$here the constant A.)%B:>B converts from meters per in8mil to per mile.
Eince the shield is in fact a hollo$ thin8$alled conductor, $e need not correct for the
internal flux. Therefore, the number to use as the shieldFs geometric mean radius is
exactly its radius, given as half the difference bet$een its outside diameter ds and its
thic3ness T21000 ($here $e divide by 1000 to convert from mils to inches+:
ft
T d T d
GMR
s s
shield
24
1000 /
12
1
2
1000 /

(B+
0s in the concentric neutral, $e number phase conductors 1,#,% and tape shields *,:,;.
Then spacings bet$een a tape shield and the conductors and other tape shields are:
Distance bet$een a tape shield and an ad=acent phase conductor
Di=<Dnm
$here Dnm is the center8to8center distance bet$een phase conductors
corresponding to tape shields i and = (ft+. Note that $ith the concentric neutrals, this
distance $as given as
k
k k
nm ij
R D D
but $e concluded Dnm $as usually a very good approximation.
Distance bet$een a tape shield and its o$n phase conductor:
Di=<!"shield
$hich is the radius to midpoint of the shield (ft+. Gn the concentric neutral case, this
$as ", the radius of a circle passing through the center of the concentric neutral
strands.
Tape shield to a tape shield of another conductor:
Di=<Dnm (ft+
This is the same as in the concentric neutral case.
"eferences:
719 W. He$is and . 0llen, 4Eymmetrical component circuit constants and neutral
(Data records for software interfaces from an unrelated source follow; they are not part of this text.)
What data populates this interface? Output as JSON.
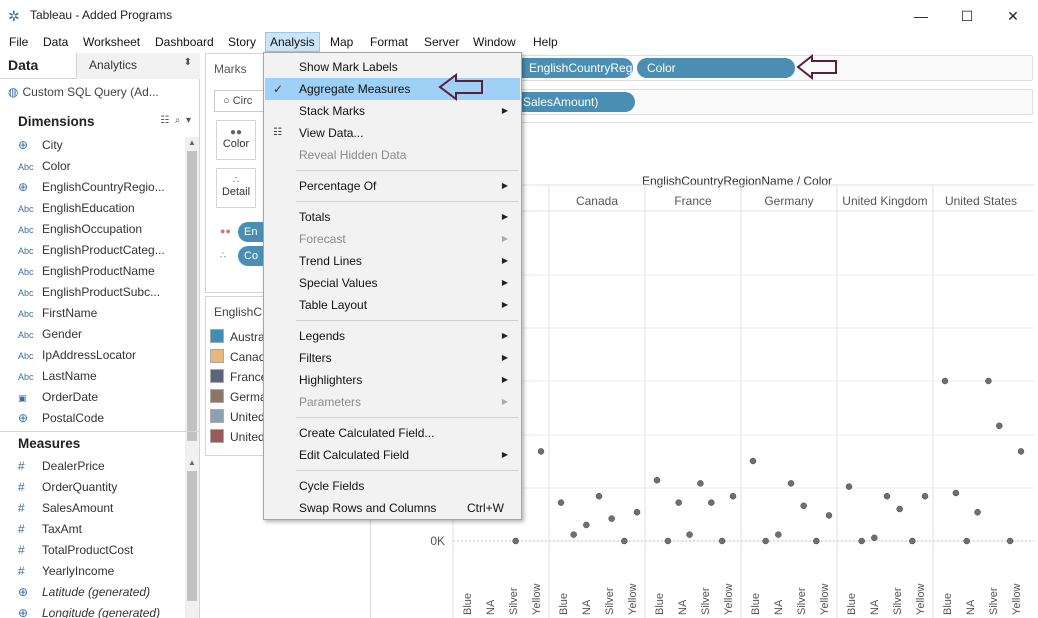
{
  "window": {
    "title": "Tableau - Added Programs",
    "minimize": "—",
    "maximize": "☐",
    "close": "✕"
  },
  "menubar": [
    "File",
    "Data",
    "Worksheet",
    "Dashboard",
    "Story",
    "Analysis",
    "Map",
    "Format",
    "Server",
    "Window",
    "Help"
  ],
  "left": {
    "tab_data": "Data",
    "tab_analytics": "Analytics",
    "datasource": "Custom SQL Query (Ad...",
    "dimensions_header": "Dimensions",
    "dimensions": [
      {
        "icon": "globe",
        "name": "City"
      },
      {
        "icon": "Abc",
        "name": "Color"
      },
      {
        "icon": "globe",
        "name": "EnglishCountryRegio..."
      },
      {
        "icon": "Abc",
        "name": "EnglishEducation"
      },
      {
        "icon": "Abc",
        "name": "EnglishOccupation"
      },
      {
        "icon": "Abc",
        "name": "EnglishProductCateg..."
      },
      {
        "icon": "Abc",
        "name": "EnglishProductName"
      },
      {
        "icon": "Abc",
        "name": "EnglishProductSubc..."
      },
      {
        "icon": "Abc",
        "name": "FirstName"
      },
      {
        "icon": "Abc",
        "name": "Gender"
      },
      {
        "icon": "Abc",
        "name": "IpAddressLocator"
      },
      {
        "icon": "Abc",
        "name": "LastName"
      },
      {
        "icon": "calendar",
        "name": "OrderDate"
      },
      {
        "icon": "globe",
        "name": "PostalCode"
      }
    ],
    "measures_header": "Measures",
    "measures": [
      {
        "icon": "#",
        "name": "DealerPrice",
        "italic": false
      },
      {
        "icon": "#",
        "name": "OrderQuantity",
        "italic": false
      },
      {
        "icon": "#",
        "name": "SalesAmount",
        "italic": false
      },
      {
        "icon": "#",
        "name": "TaxAmt",
        "italic": false
      },
      {
        "icon": "#",
        "name": "TotalProductCost",
        "italic": false
      },
      {
        "icon": "#",
        "name": "YearlyIncome",
        "italic": false
      },
      {
        "icon": "globe",
        "name": "Latitude (generated)",
        "italic": true
      },
      {
        "icon": "globe",
        "name": "Longitude (generated)",
        "italic": true
      }
    ]
  },
  "marks": {
    "title": "Marks",
    "marktype": "Circ",
    "color_label": "Color",
    "detail_label": "Detail",
    "pill1": "En",
    "pill2": "Co"
  },
  "legend": {
    "title": "EnglishC",
    "items": [
      {
        "label": "Austra",
        "color": "#3f8fb5"
      },
      {
        "label": "Canad",
        "color": "#e8b77c"
      },
      {
        "label": "France",
        "color": "#5b6478"
      },
      {
        "label": "Germa",
        "color": "#8a7569"
      },
      {
        "label": "United",
        "color": "#8fa0b2"
      },
      {
        "label": "United",
        "color": "#9a5a59"
      }
    ]
  },
  "shelves": {
    "columns_pill1": "EnglishCountryRegion..",
    "columns_pill2": "Color",
    "rows_pill": "SalesAmount)"
  },
  "chart_data": {
    "type": "scatter",
    "title": "EnglishCountryRegionName / Color",
    "panes": [
      "Australia",
      "Canada",
      "France",
      "Germany",
      "United Kingdom",
      "United States"
    ],
    "pane_labels_visible": [
      "Canada",
      "France",
      "Germany",
      "United Kingdom",
      "United States"
    ],
    "categories": [
      "Blue",
      "NA",
      "Silver",
      "Yellow"
    ],
    "y_tick_labels": [
      "0K"
    ],
    "series": [
      {
        "name": "Australia",
        "values": [
          null,
          0.12,
          0.0,
          0.28
        ]
      },
      {
        "name": "Canada",
        "values": [
          0.12,
          0.02,
          0.05,
          0.14,
          0.07,
          0.0,
          0.09
        ]
      },
      {
        "name": "France",
        "values": [
          0.19,
          0.0,
          0.12,
          0.02,
          0.18,
          0.12,
          0.0,
          0.14
        ]
      },
      {
        "name": "Germany",
        "values": [
          0.25,
          0.0,
          0.02,
          0.18,
          0.11,
          0.0,
          0.08
        ]
      },
      {
        "name": "United Kingdom",
        "values": [
          0.17,
          0.0,
          0.01,
          0.14,
          0.1,
          0.0,
          0.14
        ]
      },
      {
        "name": "United States",
        "values": [
          0.5,
          0.15,
          0.0,
          0.09,
          0.5,
          0.36,
          0.0,
          0.28
        ]
      }
    ]
  },
  "dropdown": {
    "items": [
      {
        "label": "Show Mark Labels",
        "sub": false,
        "disabled": false
      },
      {
        "label": "Aggregate Measures",
        "sub": false,
        "disabled": false,
        "checked": true,
        "highlight": true
      },
      {
        "label": "Stack Marks",
        "sub": true,
        "disabled": false
      },
      {
        "label": "View Data...",
        "sub": false,
        "disabled": false,
        "lead_icon": true
      },
      {
        "label": "Reveal Hidden Data",
        "sub": false,
        "disabled": true
      },
      {
        "label": "Percentage Of",
        "sub": true,
        "disabled": false
      },
      {
        "label": "Totals",
        "sub": true,
        "disabled": false
      },
      {
        "label": "Forecast",
        "sub": true,
        "disabled": true
      },
      {
        "label": "Trend Lines",
        "sub": true,
        "disabled": false
      },
      {
        "label": "Special Values",
        "sub": true,
        "disabled": false
      },
      {
        "label": "Table Layout",
        "sub": true,
        "disabled": false
      },
      {
        "label": "Legends",
        "sub": true,
        "disabled": false
      },
      {
        "label": "Filters",
        "sub": true,
        "disabled": false
      },
      {
        "label": "Highlighters",
        "sub": true,
        "disabled": false
      },
      {
        "label": "Parameters",
        "sub": true,
        "disabled": true
      },
      {
        "label": "Create Calculated Field...",
        "sub": false,
        "disabled": false
      },
      {
        "label": "Edit Calculated Field",
        "sub": true,
        "disabled": false
      },
      {
        "label": "Cycle Fields",
        "sub": false,
        "disabled": false
      },
      {
        "label": "Swap Rows and Columns",
        "sub": false,
        "disabled": false,
        "shortcut": "Ctrl+W"
      }
    ],
    "check_glyph": "✓"
  },
  "colors": {
    "pill": "#4a8fb3",
    "menu_highlight": "#9fd1f7",
    "arrow": "#5a1f3a"
  }
}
circulating currents for concentric neutral underground distribution cables,5 G>>> Trans.
on -0E, ?ol. -0E8)A, No. 1, pp 1)181)), Ian2/eb 1)AB.
7#9 W. He$is, . 0llen, and I. Wang, 4&ircuit constants for concentric neutral
underground distribution cables on a phase basis,5 G>>> Trans. on -0E, ?ol. -0E8)A,
no. 1, pp #008#0A, Ian2/eb 1)AB.
7
8